On July 18, 2018, the Internal Revenue Service (IRS) released a Practice Unit advising IRS agents on the framework to follow in analyzing the tax treatment of transaction costs incurred by taxpayers in executing business practices. The latest Practice Unit provides guidance to IRS examiners in determining whether transaction costs must be capitalized or can be immediately deducted, and focuses on the so-called INDOPCO regulations contained in Treasury Regulation § 1.263-5. (For more information and background, see here.)
According to the Practice Unit, there is a three-step process applied to analyze a transaction costs issue:
- Determine whether the taxpayer is the proper legal entity to take the transaction costs into account for tax purposes;

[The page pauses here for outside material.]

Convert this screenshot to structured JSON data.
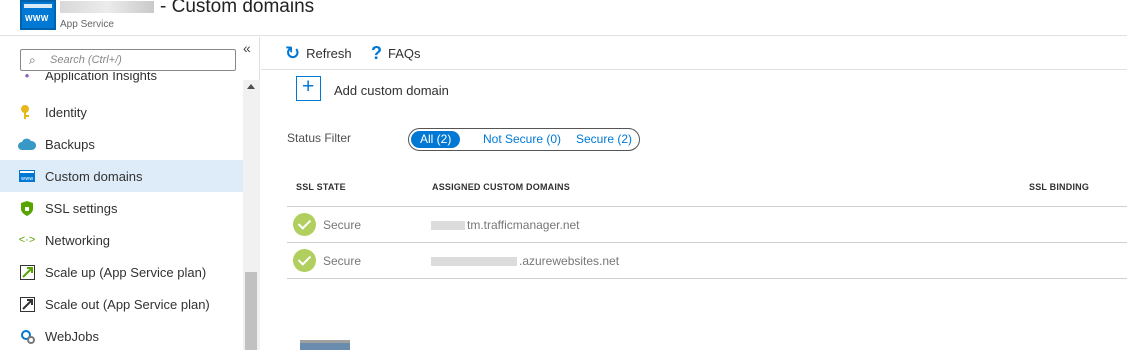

- Determine whether the costs facilitate the transaction; and
- Determine how the taxpayer should treat facilitative costs it must capitalize.
The key considerations and outcomes for each step are illustrated in the Practice Unit as follows:
Practice Point: Determining whether transaction costs must be capitalized or can be deducted is sometimes a difficult process. The IRS has attempted to create bright-line rules in this area, but invariably there are factual situations not covered by the INDOPCO regulations and disputes that may arise. Understanding the IRS’s approach to examining transaction costs, as set forth in this Practice Unit, may assist taxpayers under examination in resolving these types of issues.